Franz Schreker (1878–1934), the Austrian composer, conductor, professor and director of the Musikhochschule in Berlin, was a major cultural figure in the pre-Nazi era. Principally known for his operas, he had a flourishing career until he was condemned by the Nazis. (His father was Jew- ish.) For decades after his death, Schreker’s once renowned works languished; only during the past few years have they received resurgent attention. This is the background for Scottish artist (and 2010 Turner Prize winner) Susan Philipsz’s spare and engrossing exhibition, which combined two sound installations, a photographic diptych using images she took years ago on a train journeying between Glasgow and Dundee, and a video of the number 7 subway trains on elevated tracks in Queens, shot through a window in P.S. 1, where she was resident in 2001. Travel, dislocation and long- ing flowed together in the complex interplay among these various works.
Schreker’s 1910 opera Der ferne Klang (The Distant Sound) concerns a composer who forsakes his one true love to go in search of an elusive “distant sound” that he hears but can’t place. Only much later, with death approaching, does he realize that this sound has always been present and close in the exquisite hum of the world. For her 2012 sound installation The Distant Sound, Philipsz isolated snippets of the opera’s score and transcribed them for strings, horns and vibraphone, which musicians played in a recording studio.

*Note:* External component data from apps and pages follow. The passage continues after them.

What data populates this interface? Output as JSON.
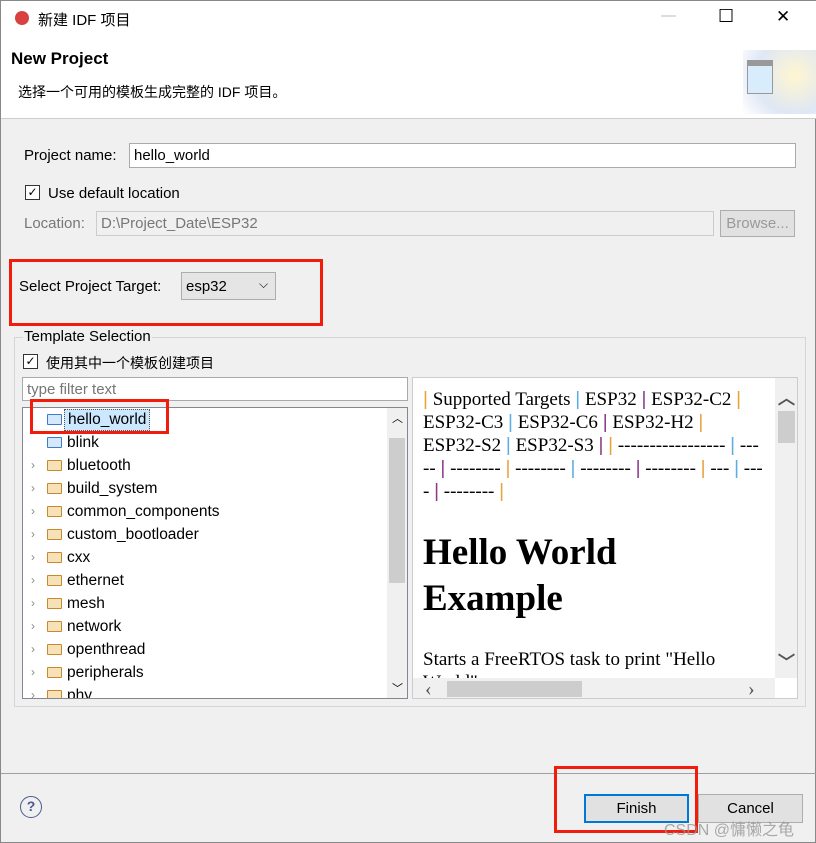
{
  "window": {
    "title": "新建 IDF 项目",
    "minimize": "—",
    "maximize": "☐",
    "close": "✕"
  },
  "header": {
    "title": "New Project",
    "description": "选择一个可用的模板生成完整的 IDF 项目。"
  },
  "form": {
    "project_name_label": "Project name:",
    "project_name_value": "hello_world",
    "use_default_label": "Use default location",
    "use_default_checked": true,
    "location_label": "Location:",
    "location_value": "D:\\Project_Date\\ESP32",
    "browse_label": "Browse...",
    "target_label": "Select Project Target:",
    "target_value": "esp32"
  },
  "template": {
    "group_label": "Template Selection",
    "use_template_label": "使用其中一个模板创建项目",
    "use_template_checked": true,
    "filter_placeholder": "type filter text",
    "items": [
      {
        "label": "hello_world",
        "expandable": false,
        "selected": true
      },
      {
        "label": "blink",
        "expandable": false
      },
      {
        "label": "bluetooth",
        "expandable": true
      },
      {
        "label": "build_system",
        "expandable": true
      },
      {
        "label": "common_components",
        "expandable": true
      },
      {
        "label": "custom_bootloader",
        "expandable": true
      },
      {
        "label": "cxx",
        "expandable": true
      },
      {
        "label": "ethernet",
        "expandable": true
      },
      {
        "label": "mesh",
        "expandable": true
      },
      {
        "label": "network",
        "expandable": true
      },
      {
        "label": "openthread",
        "expandable": true
      },
      {
        "label": "peripherals",
        "expandable": true
      },
      {
        "label": "phy",
        "expandable": true
      }
    ]
  },
  "preview": {
    "table_line1": [
      "Supported Targets",
      "ESP32",
      "ESP32-C2"
    ],
    "table_line2": [
      "ESP32-C3",
      "ESP32-C6",
      "ESP32-H2"
    ],
    "table_line3": [
      "ESP32-S2",
      "ESP32-S3",
      "",
      "-----------------"
    ],
    "table_line4": [
      "-----",
      "--------",
      "--------",
      "--------",
      "--------",
      "---"
    ],
    "table_line5": [
      "----",
      "--------"
    ],
    "heading": "Hello World Example",
    "body": "Starts a FreeRTOS task to print \"Hello World\"",
    "sep_colors": [
      "#e8a33d",
      "#5aaee0",
      "#8a3a8a"
    ]
  },
  "footer": {
    "help": "?",
    "finish_label": "Finish",
    "cancel_label": "Cancel"
  },
  "watermark": "CSDN @慵懒之龟",
  "colors": {
    "highlight": "#f21c0d",
    "selection": "#cce8ff",
    "focus": "#0078d7"
  }
}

Issuing from 16 different-sized loudspeakers irregularly installed on opposite walls, the music was arranged so that single notes played from single speakers. Philipsz recorded 24 such notes as individual tracks, which she then mixed in eight channels.

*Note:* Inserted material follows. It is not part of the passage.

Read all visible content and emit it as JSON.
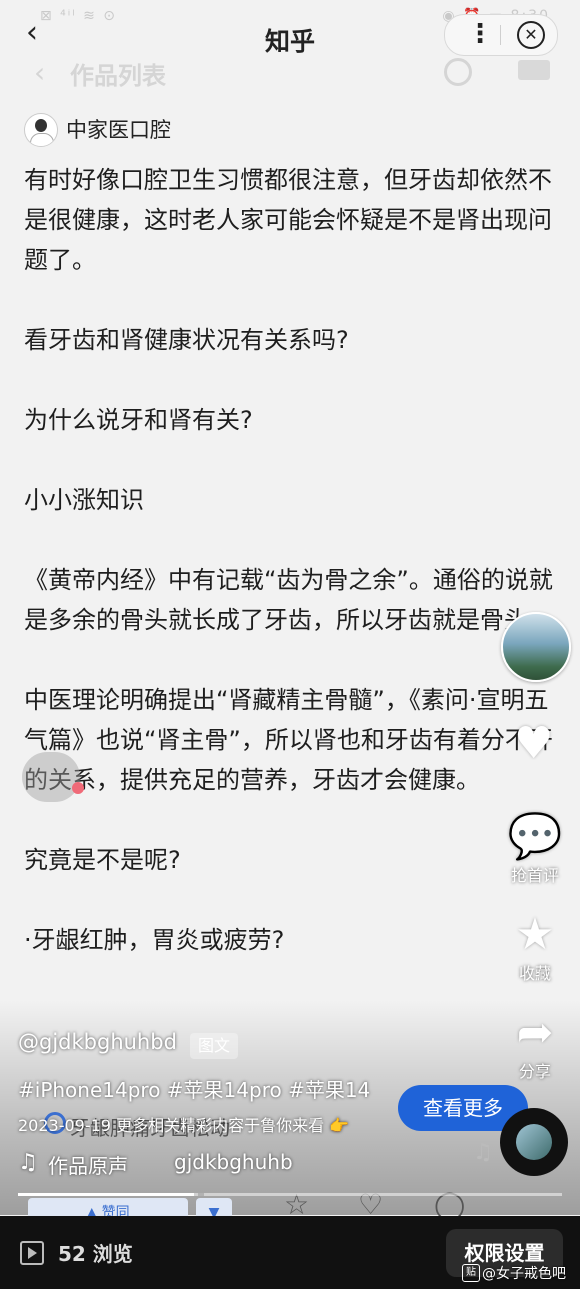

In Philipsz’s abstracted, truncated, slowed-down and pulled-apart version, Schreker’s opera (sans singers, words and narrative) becomes pure sound, at once enthralling and mournful, enchanting and somber. You hear each instrument, yet for most of the duration of the piece (a loop of around 12 minutes) each speaker is silent. These separate, in some ways lonely, tones arise and subside in a rhythm of absence and presence. Every now and then, at Bonakdar, you heard the rush and clamor of an approaching train, the rumble and whoosh of its departure; that was from Philipsz’s video in the back room. Also included in the sound installation are intermittent announcements made in Berlin train stations, and they are both evocative and jarring, suggesting the daily flux of people, but more ominously the activities involving German trains not long after Schreker died.

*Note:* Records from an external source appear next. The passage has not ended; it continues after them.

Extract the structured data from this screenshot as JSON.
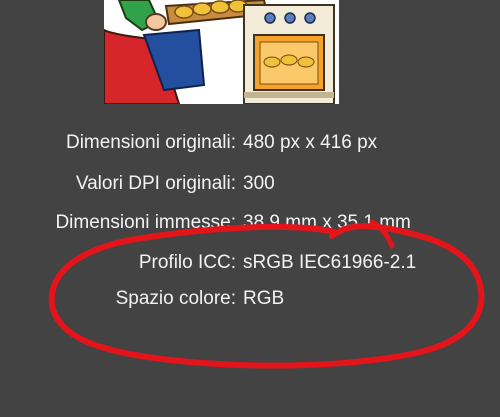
{
  "image_info": {
    "rows": [
      {
        "label": "Dimensioni originali:",
        "value": "480 px x 416 px"
      },
      {
        "label": "Valori DPI originali:",
        "value": "300"
      },
      {
        "label": "Dimensioni immesse:",
        "value": "38.9 mm x 35.1 mm"
      },
      {
        "label": "Profilo ICC:",
        "value": "sRGB IEC61966-2.1"
      },
      {
        "label": "Spazio colore:",
        "value": "RGB"
      }
    ]
  },
  "colors": {
    "background": "#434343",
    "text": "#f2f2f2",
    "annotation": "#e4141b"
  },
  "thumbnail_icon": "cartoon-baker-oven-image"
}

Ambient sound was important for Schreker; Der ferne Klang includes passages that resemble train whistles and birdcalls. Philipsz treats noises in the gallery as an integral part of her work: the front door closing, murmured conver- sations and footfalls on the stairs. Her installation invites rapt concentration while inspiring awareness of background activity. As did Schreker, Philipsz reaches out to the world. For her dual-channel sound installation The Distant Sound IV (Birdcall), two small speakers attached to the gallery’s facade piped notes from the opera mimicking birdcalls out toward the city.
Philipsz’s Separated Strings (2012), two color photographs of telephone or electric cables seen in transit, provided a visual counterpoint to the sound installations. These “separated strings,” which look vulnerable against a tumultuous, cloudy sky, seem to correspond to the isolated string notes that you hear. In her video Bird by Bird (2001), the quiet of a subway stop is rhythmically shattered by then-red number 7 trains screeching in, then rumbling away. (The work’s title refers to the old “Redbird” subway cars.) Arrivals and departures, quest and loss, vitality and fragility, all cohered in this poignantly resonant exhibition.
Photo: Susan Philipsz: Separated Strings, 2012, C-print face mounted on Plexi- glas, diptych, each 59 by 88 1⁄2 inches; at Tanya Bonakdar.